Iowa Priest Makes Annual Men’s Dinner Part of Parish Life
“I normally do it the week between Christmas and New Year. It is just a social thing as a way to build up the community.”
Father Bernie Weir — or Padre Bernie, as some parishioner know him — is the pastor at Saint James Parish in Washington, Iowa. Raised in a Catholic family by a convert father and a lifelong Catholic mother, Father Weir went to Catholic grade school and to the Franciscan Briar Cliff University. And as he remembers, he always wanted to be a priest, so he attended seminary at the University of St. Mary of the Lake in Mundelein, Illinois.
His first parish was St. Joseph the Worker in Columbus Junction, Iowa, with predominately Spanish-speaking parishioners. “When I first got there,” he said, “I did not speak Spanish. But that was where I started in Spanish ministries. There were around 30 people attending Mass in Spanish when I arrived. There were around 200 to 250 when I left.”
Of course, Father Weir has impacted parishioners in other ways as well. For example, a quick scroll through the web turns up some photos of Father Weir with long white hair. But, as described in The Catholic Messenger, he always has had a goal: the hair was sectioned off into eight braids, then each was snipped off and donated to Locks of Love or a group similar to them. “The money raised is donated to the school,” he added. “Last year we raised $8000 by cutting my hair.”
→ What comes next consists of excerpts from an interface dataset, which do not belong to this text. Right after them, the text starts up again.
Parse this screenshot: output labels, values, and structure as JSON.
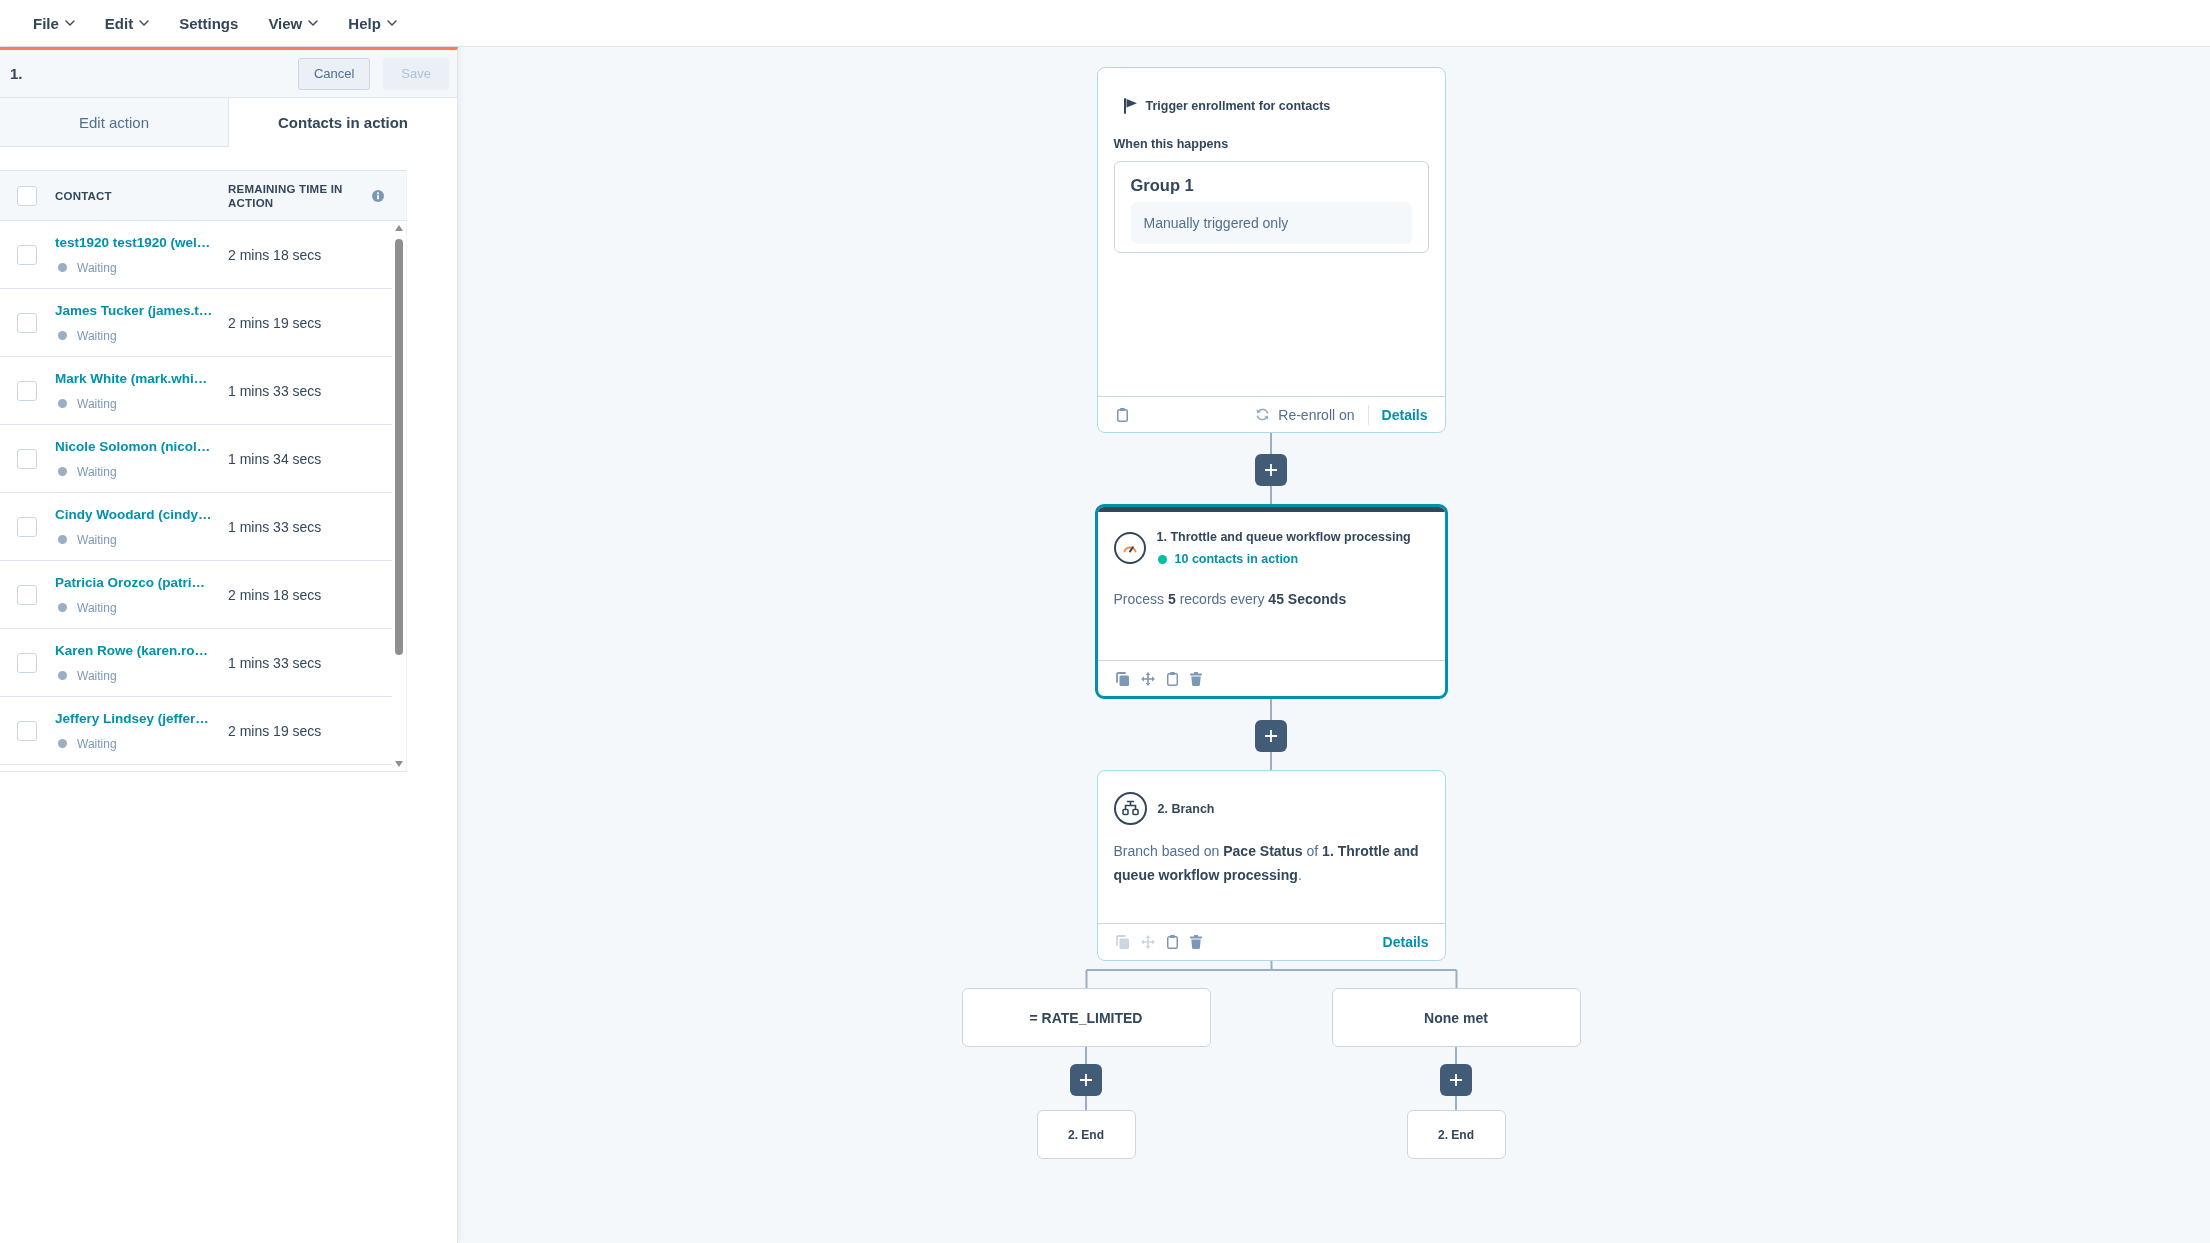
{
  "menu_bar": {
    "items": [
      {
        "label": "File",
        "dropdown": true
      },
      {
        "label": "Edit",
        "dropdown": true
      },
      {
        "label": "Settings",
        "dropdown": false
      },
      {
        "label": "View",
        "dropdown": true
      },
      {
        "label": "Help",
        "dropdown": true
      }
    ]
  },
  "panel": {
    "title": "1.",
    "buttons": [
      {
        "label": "Cancel",
        "disabled": false
      },
      {
        "label": "Save",
        "disabled": true
      }
    ],
    "tabs": [
      {
        "label": "Edit action",
        "selected": false
      },
      {
        "label": "Contacts in action",
        "selected": true
      }
    ],
    "table": {
      "select_all": {
        "checked": false
      },
      "columns": [
        "CONTACT",
        "REMAINING TIME IN ACTION"
      ],
      "rows": [
        {
          "contact": "test1920 test1920 (wel…",
          "status": "Waiting",
          "remaining": "2 mins 18 secs",
          "checked": false
        },
        {
          "contact": "James Tucker (james.t…",
          "status": "Waiting",
          "remaining": "2 mins 19 secs",
          "checked": false
        },
        {
          "contact": "Mark White (mark.whi…",
          "status": "Waiting",
          "remaining": "1 mins 33 secs",
          "checked": false
        },
        {
          "contact": "Nicole Solomon (nicol…",
          "status": "Waiting",
          "remaining": "1 mins 34 secs",
          "checked": false
        },
        {
          "contact": "Cindy Woodard (cindy…",
          "status": "Waiting",
          "remaining": "1 mins 33 secs",
          "checked": false
        },
        {
          "contact": "Patricia Orozco (patri…",
          "status": "Waiting",
          "remaining": "2 mins 18 secs",
          "checked": false
        },
        {
          "contact": "Karen Rowe (karen.ro…",
          "status": "Waiting",
          "remaining": "1 mins 33 secs",
          "checked": false
        },
        {
          "contact": "Jeffery Lindsey (jeffer…",
          "status": "Waiting",
          "remaining": "2 mins 19 secs",
          "checked": false
        }
      ]
    }
  },
  "workflow": {
    "trigger": {
      "title": "Trigger enrollment for contacts",
      "section_label": "When this happens",
      "group": {
        "title": "Group 1",
        "condition": "Manually triggered only"
      },
      "reenroll": "Re-enroll on",
      "details_link": "Details"
    },
    "actions": [
      {
        "kind": "throttle",
        "selected": true,
        "title": "1. Throttle and queue workflow processing",
        "status": "10 contacts in action",
        "description": "Process **5** records every **45 Seconds**",
        "toolbar": [
          {
            "kind": "copy",
            "disabled": false
          },
          {
            "kind": "move",
            "disabled": false
          },
          {
            "kind": "clipboard",
            "disabled": false
          },
          {
            "kind": "delete",
            "disabled": false
          }
        ]
      },
      {
        "kind": "branch",
        "selected": false,
        "title": "2. Branch",
        "description": "Branch based on **Pace Status** of **1. Throttle and queue workflow processing**.",
        "toolbar": [
          {
            "kind": "copy",
            "disabled": true
          },
          {
            "kind": "move",
            "disabled": true
          },
          {
            "kind": "clipboard",
            "disabled": false
          },
          {
            "kind": "delete",
            "disabled": false
          }
        ],
        "details_link": "Details"
      }
    ],
    "branches": [
      {
        "label": "= RATE_LIMITED",
        "end": "2. End"
      },
      {
        "label": "None met",
        "end": "2. End"
      }
    ]
  }
}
But what has made him something of a parish celebrity are is his annual men’s dinners. “When I was at St. Mary of the Visitation, in Ottumwa, Iowa,” he said, “I was looking for ways to enliven the community and to get more people involved. That’s when I started the men’s dinners.” And when he moved to his present parish, he decided to continue the dinner event for men only. And the annual event has become a big hit.
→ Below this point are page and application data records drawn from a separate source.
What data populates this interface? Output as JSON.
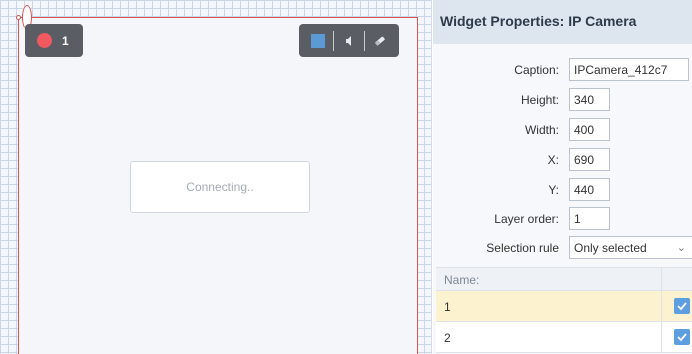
{
  "camera": {
    "record_count": "1",
    "status_text": "Connecting..",
    "controls": [
      "stop-icon",
      "volume-icon",
      "eraser-icon"
    ]
  },
  "properties": {
    "title": "Widget Properties: IP Camera",
    "caption_label": "Caption:",
    "caption_value": "IPCamera_412c7",
    "height_label": "Height:",
    "height_value": "340",
    "width_label": "Width:",
    "width_value": "400",
    "x_label": "X:",
    "x_value": "690",
    "y_label": "Y:",
    "y_value": "440",
    "layer_label": "Layer order:",
    "layer_value": "1",
    "selection_label": "Selection rule",
    "selection_value": "Only selected"
  },
  "layers_table": {
    "header": "Name:",
    "rows": [
      {
        "name": "1",
        "checked": true,
        "selected": true
      },
      {
        "name": "2",
        "checked": true,
        "selected": false
      }
    ]
  },
  "colors": {
    "accent": "#5c9ee0",
    "record": "#f0595f",
    "selection_border": "#d9534f",
    "selected_row": "#fdf2cf"
  }
}
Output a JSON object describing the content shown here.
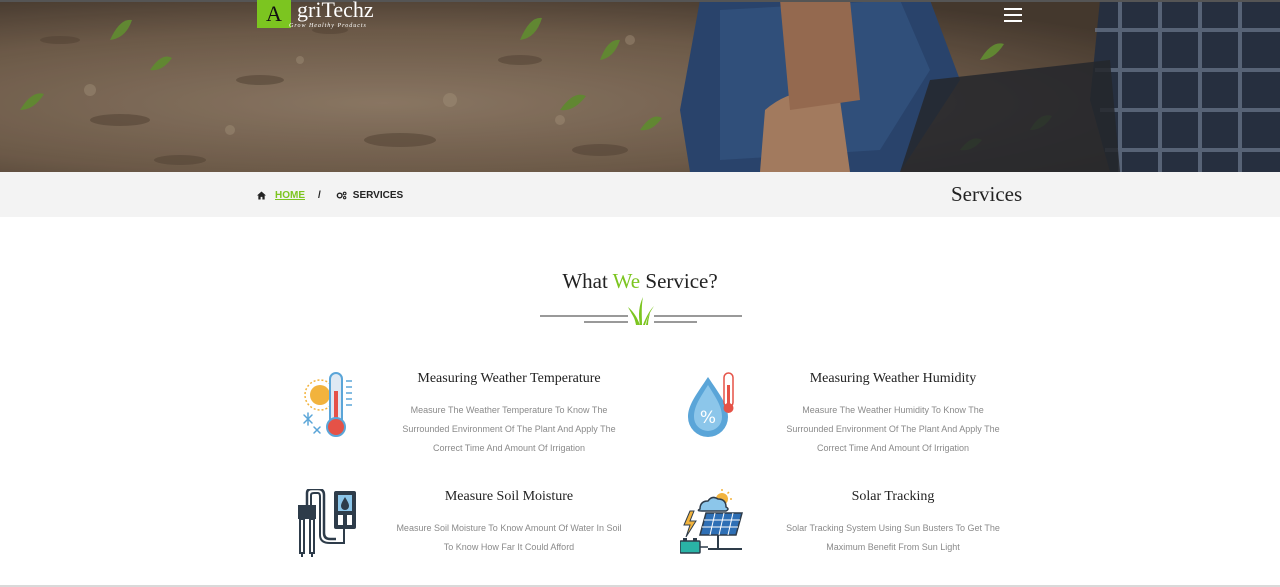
{
  "header": {
    "logo": {
      "initial": "A",
      "rest": "griTechz",
      "tagline": "Grow Healthy Products"
    },
    "menu_icon": "hamburger-icon"
  },
  "breadcrumb": {
    "home_icon": "home-icon",
    "home_label": "HOME",
    "separator": "/",
    "current_icon": "gears-icon",
    "current_label": "SERVICES"
  },
  "page_title": "Services",
  "section": {
    "title_part1": "What",
    "title_accent": "We",
    "title_part2": "Service?",
    "accent_color": "#7cc520",
    "divider_icon": "grass-icon"
  },
  "services": [
    {
      "icon": "thermometer-weather-icon",
      "title": "Measuring Weather Temperature",
      "description": "Measure The Weather Temperature To Know The Surrounded Environment Of The Plant And Apply The Correct Time And Amount Of Irrigation"
    },
    {
      "icon": "humidity-drop-icon",
      "title": "Measuring Weather Humidity",
      "description": "Measure The Weather Humidity To Know The Surrounded Environment Of The Plant And Apply The Correct Time And Amount Of Irrigation"
    },
    {
      "icon": "soil-moisture-sensor-icon",
      "title": "Measure Soil Moisture",
      "description": "Measure Soil Moisture To Know Amount Of Water In Soil To Know How Far It Could Afford"
    },
    {
      "icon": "solar-panel-icon",
      "title": "Solar Tracking",
      "description": "Solar Tracking System Using Sun Busters To Get The Maximum Benefit From Sun Light"
    }
  ]
}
“The men’s dinner is for around 50 people,” he said. “I normally do it the week between Christmas and New Year. It is just a social thing as a way to build up the community.” The first year he asked for reservations, expecting 10 to 15 people to show up. However, 65 to 70 people signed up. “That was a real surprise,” he said, “and those numbers have remained constant.”
Father Weir added that he keeps the menu simple, serving hamburger perhaps, or a pork roast. He decides what to buy and serve when he sees what’s on sale at his local market. He comes up with the menu and runs it by the school cook. “One year I had turkey because it was on sale at the market, and knowing it was around Christmas time, though I try not serve Christmas food that parishioners eat over the holidays.”
As he noted, “I always make something simple. It is a no-fuss dinner, with no tablecloths or anything like that. It is only a social event and we have no program, and no one needs to bring anything. and you must be at least 18 to attend,” he said. “The meals I cook are always something I would fix for myself, but instead of cooking for one you make it for 60. The way you do that is you get 35 pounds of pork roast. Put it in the roaster and walk away for four hours. If it gets much more complicated than that I'm not fixing.”